The paralysis of fear that we call cowardice can corrupt every arena: not daring a shot at goal, to challenge the crowd or stretch towards some new skill. And yet "courage" is something that we never try and teach, to ourselves or to students in schools.
Partly, this is because when we recoil from the discomfort of doing what needs to be done we find a dozen clever arguments to rationalise our retreat: we weren’t being chicken, we tell ourselves, we were being sensible, sociable, patient.
Appearances can be deceptive, too. Only we know if we had to strive in clenched defiance of our tortuous forebodings.
So it is easy to pretend we don’t have a problem with courage. And it is easier to avoid acknowledging that such a skill needs to be taught.
But the ability to nurture courage in ourselves and others could be game-changing. Considering its role, it’s shocking that a thorough exploration of the subject, appreciating its potential and knowing how to nurture it, is not a specified part of the curriculum. We spend billions researching cancer, but nothing on cowardice.
Can you teach courage?
There are some things we do know. In The Anatomy of Courage, Lord Moran MC, who served as a medical captain in The Great War, describes observing first-hand how bravery behaves much like a muscle: it can be developed and trained so as not to be reckless, but if over-strained, it can collapse without warning.

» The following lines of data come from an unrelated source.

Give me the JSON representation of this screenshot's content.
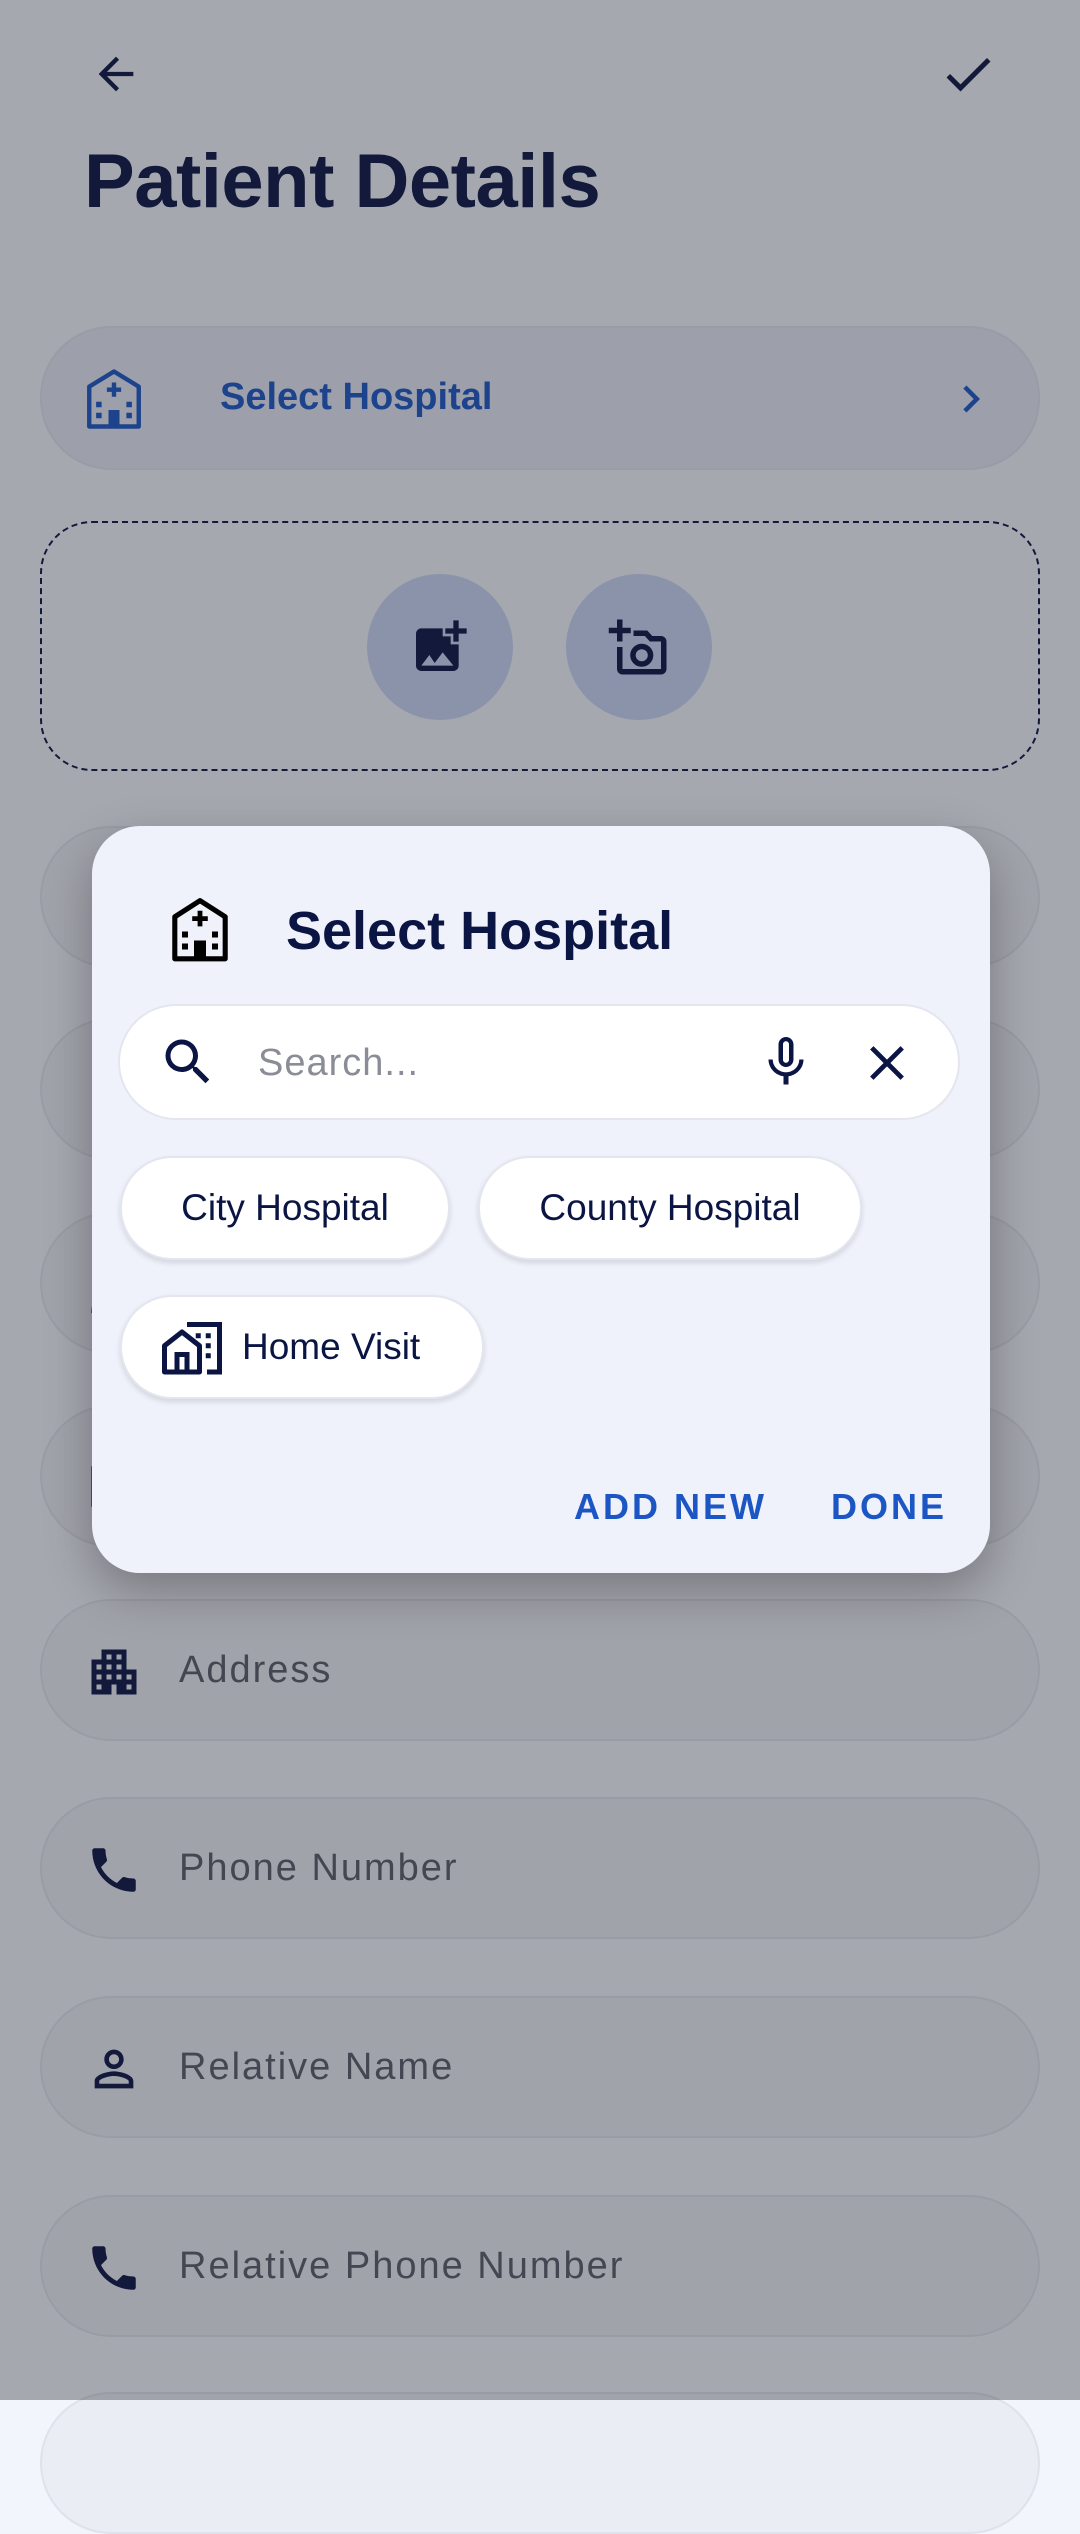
{
  "header": {
    "back_icon": "arrow-back-icon",
    "confirm_icon": "check-icon",
    "title": "Patient Details"
  },
  "form": {
    "hospital_label": "Select Hospital",
    "address_label": "Address",
    "phone_label": "Phone Number",
    "relative_name_label": "Relative Name",
    "relative_phone_label": "Relative Phone Number"
  },
  "dialog": {
    "icon": "hospital-icon",
    "title": "Select Hospital",
    "search_placeholder": "Search...",
    "search_value": "",
    "chips": [
      {
        "label": "City Hospital"
      },
      {
        "label": "County Hospital"
      },
      {
        "label": "Home Visit",
        "icon": "home-work-icon"
      }
    ],
    "add_new_label": "ADD NEW",
    "done_label": "DONE"
  },
  "colors": {
    "primary": "#1b56c4",
    "title_text": "#0b1544",
    "dialog_bg": "#eff2fb",
    "photo_button_bg": "#c9d4f2"
  }
}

We should also know that though we might find ways to neutralise the pain of our dreadful fear, by consuming something anaesthetising, fear is emotional energy and if we defuse it, we risk losing the drive and edge so vital to high performance. Fear, when well balanced with bravery, forms a compound that can make for something quite outstanding.
It is unlikely a “courage curriculum” will be developed any time soon, so what can we do in the meantime? It’s worth pondering the daily opportunities to exercise some small-scale pluck that might eventually mature into "valour under fire"; and the more we challenge our feebler inclinations, the greater our capacity to do so. And encourage young people to do so, too.

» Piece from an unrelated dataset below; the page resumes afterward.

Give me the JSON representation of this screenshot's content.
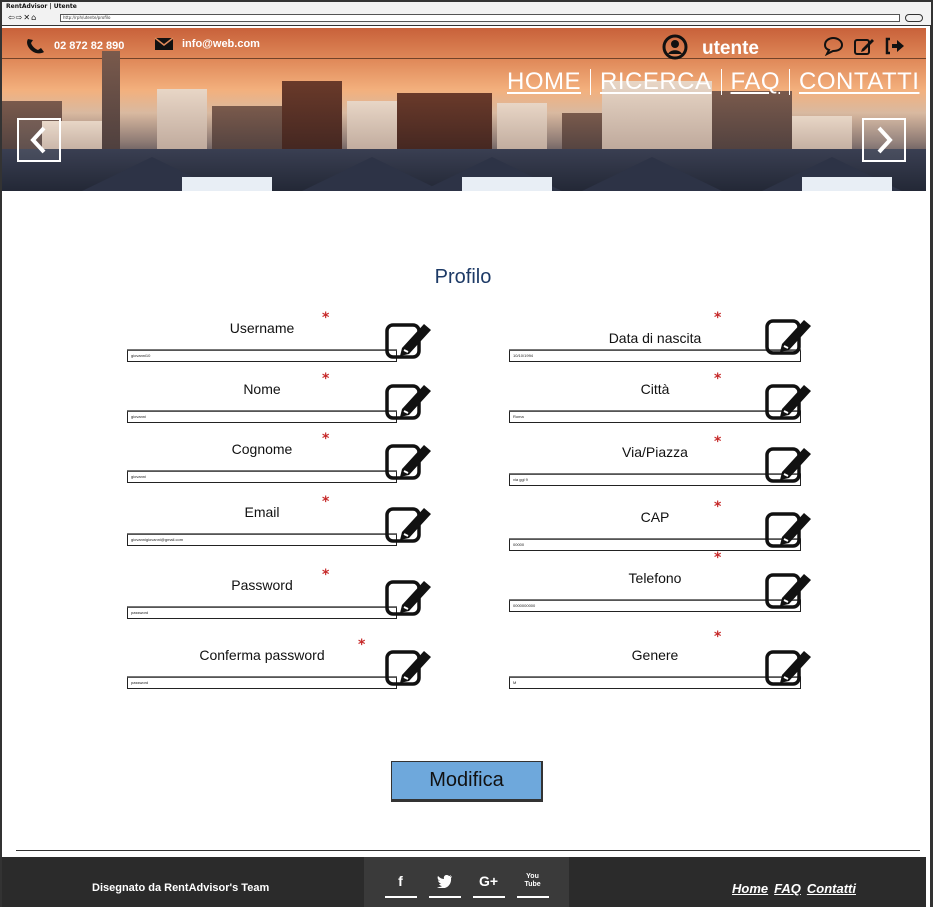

We should shake ourselves up: daring to ask for help, put right our mistake, befriend a stranger. Lead by example. Have the courage to be courageous.
Dr Nick Baylis is a chartered psychologist and senior associate of the Royal Society of Medicine. Dr Peter Orton is the UK’s leading medical examiner for international airline pilots, advising them on the physical methods for dealing with their high-stress lives.